In Misemensem villam venissit stram :
3. monte summo posita Luculli manu
* From seven myriads and a half to two hundred and fifty myriads of drachmae. Yet even in the possession of Marius, it was a luxurious retirement. The Romans derided his indolence; they soon bewailed his activity. See Plutarch, in Mario, tom. ii. p. 524.
* Luçullus had other villas of equal, though various, magnificence, at Baiae, Naples, Tusculum, &c. He boasted that he changed his climate with the storks and crames. Plutarch, in Lucull. tom. iii. p. 193.
*Severinus died in Noricum, A. D. 482. Six years afterwards, his body, Which Seattered miracles as it passed, was transported by his disciples into Italy. The devotion of a Neapolitan lady invited the saint to the Lucullan villa, in the place of Augustulus, who was probably no more. See Baronius (Annal. Eccles. A.D. 406, No. 50, 51) and Tillemont (Mém. Eccles, tom. xvi. pp. 178-181), from the *riginal life by Eugippius. The narrative of the last migration of Severinus to Naples is likewise an authentic piece.
by Qdoacer, or perhaps by the IRoman senate, appear to have been acknowledged in the IEastern empire.
184 Sidonius Apollinaris |. i; epist. 9, p. 22, edit. Sirmond) has compared the two leading senators of his time (A. D. 46S), Gennadius Avienus and Caecima Basilius. To the former he as igns the specious, to the latter the solid, virtues of o and private life. A Basilius junior, possibly his son, was consul in the year 480.

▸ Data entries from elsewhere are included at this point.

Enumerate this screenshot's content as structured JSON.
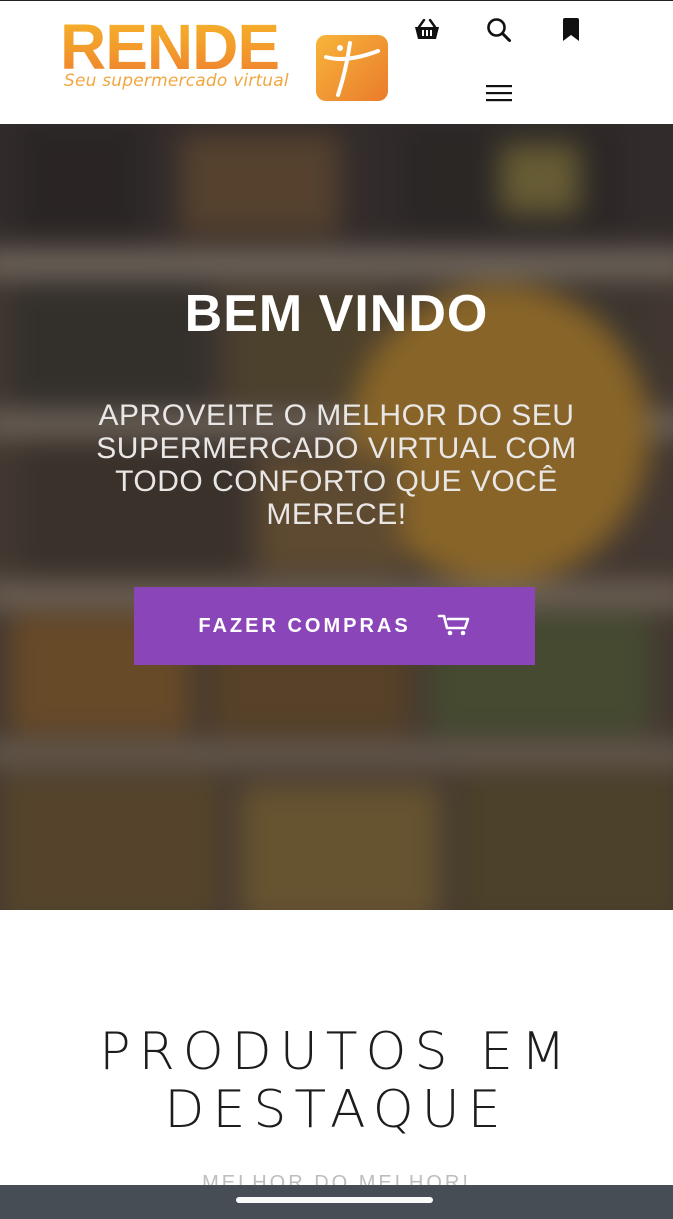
{
  "header": {
    "logo": {
      "name": "RENDE",
      "tagline": "Seu supermercado virtual"
    },
    "icons": [
      "basket-icon",
      "search-icon",
      "bookmark-icon",
      "hamburger-menu-icon"
    ]
  },
  "hero": {
    "title": "BEM VINDO",
    "subtitle": "APROVEITE O MELHOR DO SEU SUPERMERCADO VIRTUAL COM TODO CONFORTO QUE VOCÊ MERECE!",
    "cta_label": "FAZER COMPRAS",
    "cta_icon": "shopping-cart-icon"
  },
  "products": {
    "title": "PRODUTOS EM DESTAQUE",
    "subtitle": "MELHOR DO MELHOR!"
  },
  "colors": {
    "brand_orange": "#f39a2c",
    "cta_purple": "#8a45b8",
    "bottom_bar": "#474d54"
  }
}
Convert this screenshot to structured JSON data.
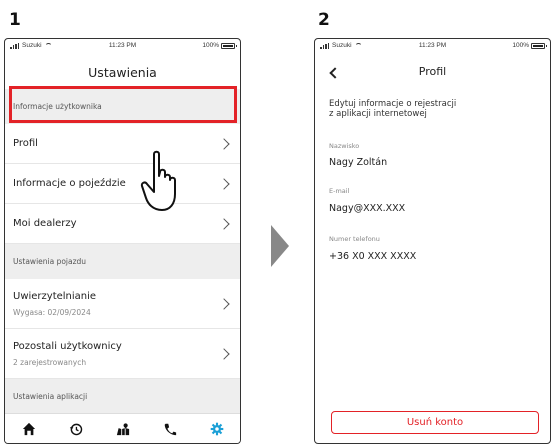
{
  "steps": {
    "one": "1",
    "two": "2"
  },
  "status_bar": {
    "carrier": "Suzuki",
    "time": "11:23 PM",
    "battery": "100%"
  },
  "screen1": {
    "title": "Ustawienia",
    "sections": [
      {
        "header": "Informacje użytkownika"
      },
      {
        "header": "Ustawienia pojazdu"
      },
      {
        "header": "Ustawienia aplikacji"
      }
    ],
    "rows": {
      "profile": "Profil",
      "ride_info": "Informacje o pojeździe",
      "dealers": "Moi dealerzy",
      "auth": "Uwierzytelnianie",
      "auth_sub": "Wygasa: 02/09/2024",
      "other_users": "Pozostali użytkownicy",
      "other_users_sub": "2 zarejestrowanych"
    },
    "tabs": [
      "home-icon",
      "history-icon",
      "map-icon",
      "phone-icon",
      "gear-icon"
    ],
    "accent": "#e32227",
    "active_tab_color": "#1a9fd6"
  },
  "screen2": {
    "title": "Profil",
    "description_line1": "Edytuj informacje o rejestracji",
    "description_line2": "z aplikacji internetowej",
    "fields": [
      {
        "label": "Nazwisko",
        "value": "Nagy Zoltán"
      },
      {
        "label": "E-mail",
        "value": "Nagy@XXX.XXX"
      },
      {
        "label": "Numer telefonu",
        "value": "+36 X0 XXX XXXX"
      }
    ],
    "delete_button": "Usuń konto"
  }
}
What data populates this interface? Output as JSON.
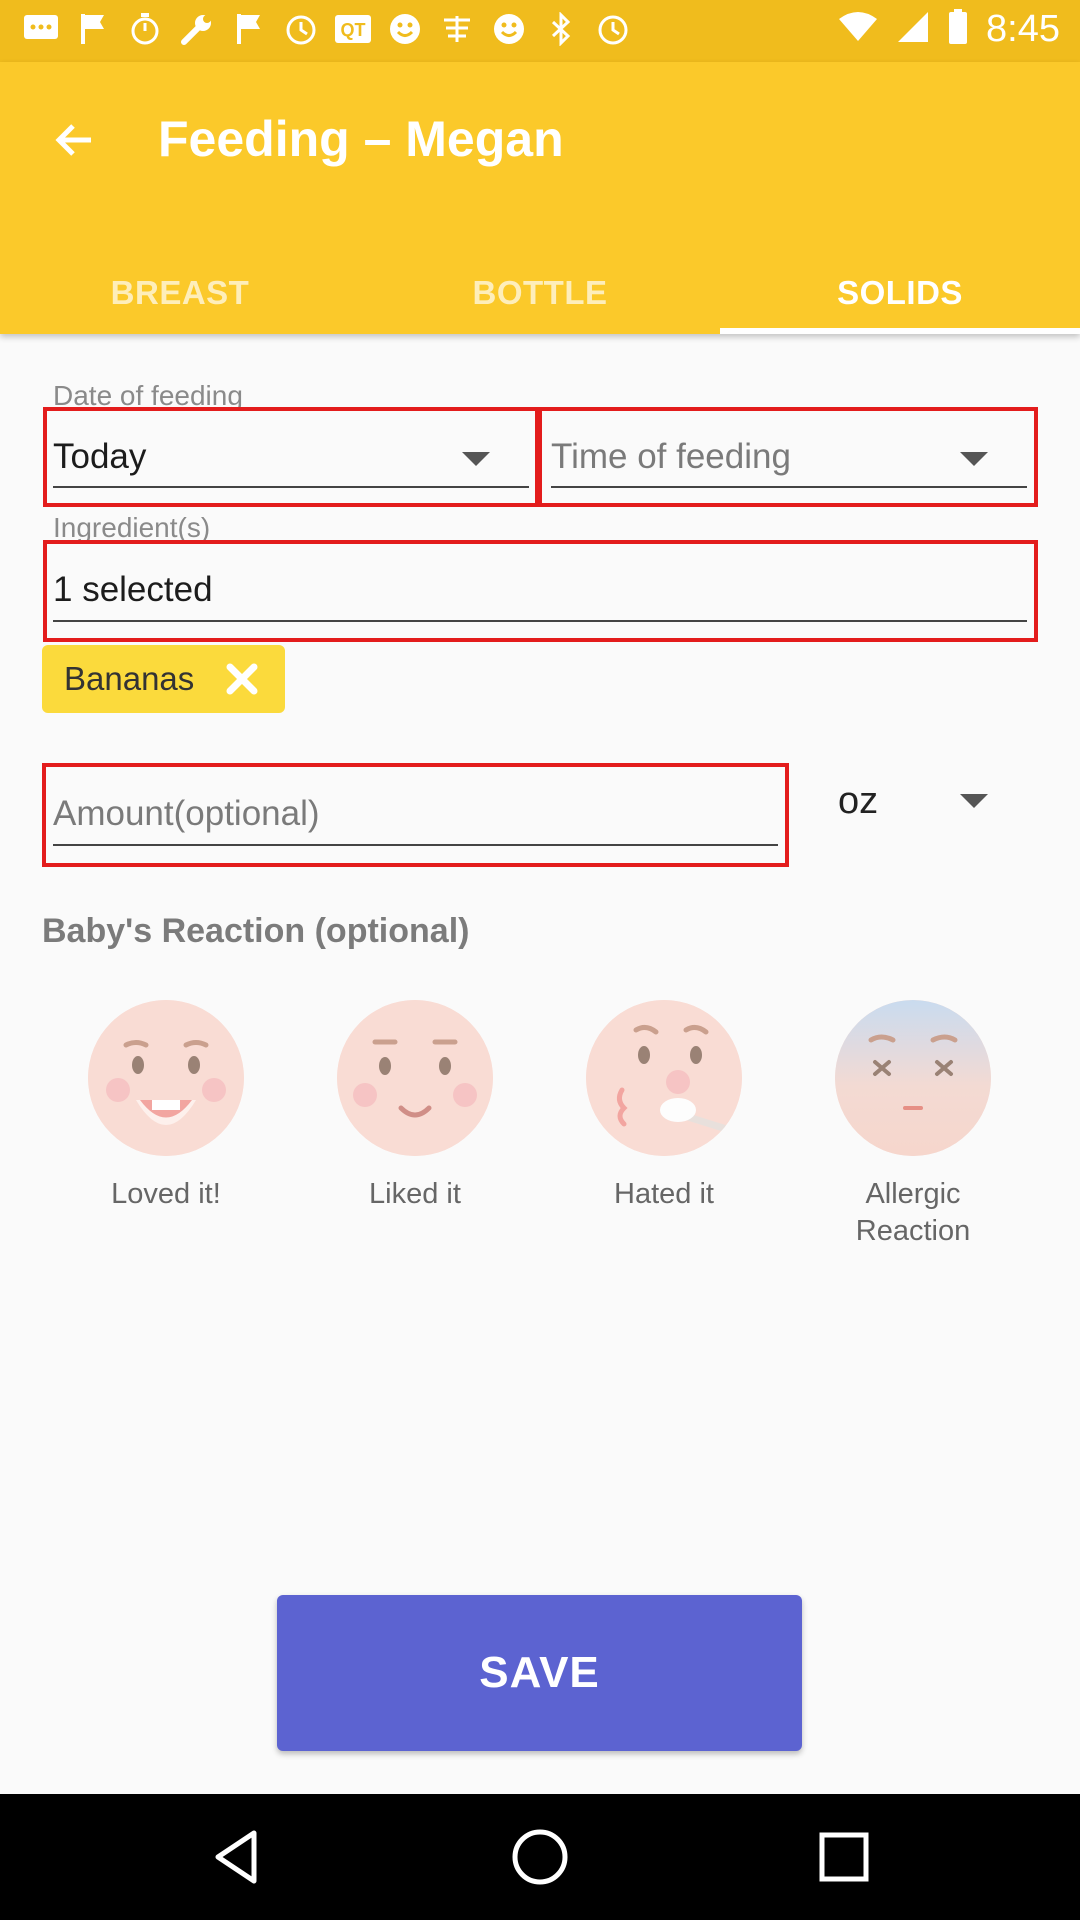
{
  "status_bar": {
    "time": "8:45",
    "icons": [
      "message-icon",
      "flag-icon",
      "stopwatch-icon",
      "wrench-icon",
      "flag-icon",
      "alarm-icon",
      "qr-icon",
      "smiley-icon",
      "chinese-icon",
      "smiley-icon",
      "bluetooth-icon",
      "alarm-icon",
      "wifi-icon",
      "signal-icon",
      "battery-icon"
    ]
  },
  "app_bar": {
    "title": "Feeding – Megan",
    "tabs": [
      {
        "label": "BREAST",
        "active": false
      },
      {
        "label": "BOTTLE",
        "active": false
      },
      {
        "label": "SOLIDS",
        "active": true
      }
    ]
  },
  "form": {
    "date_label": "Date of feeding",
    "date_value": "Today",
    "time_placeholder": "Time of feeding",
    "ingredients_label": "Ingredient(s)",
    "ingredients_value": "1 selected",
    "chips": [
      {
        "label": "Bananas"
      }
    ],
    "amount_placeholder": "Amount(optional)",
    "unit": "oz"
  },
  "reactions": {
    "title": "Baby's Reaction (optional)",
    "items": [
      {
        "label": "Loved it!"
      },
      {
        "label": "Liked it"
      },
      {
        "label": "Hated it"
      },
      {
        "label": "Allergic\nReaction"
      }
    ]
  },
  "save_label": "SAVE",
  "colors": {
    "status_bar": "#f0bc1d",
    "app_bar": "#fbc92a",
    "chip": "#fbda3c",
    "highlight_border": "#e31c1c",
    "save_button": "#5c63d1"
  }
}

* Epiphanius interceded for the people of Pavia; and the king first granted an indulgence of five years, and afterwards relieved them from the oppression of Pelagius, the Prietorian praefect (Ennodius in Wit. St. Epiphan., in Sirmond, Oper. tom. i. pp. 1670-1672).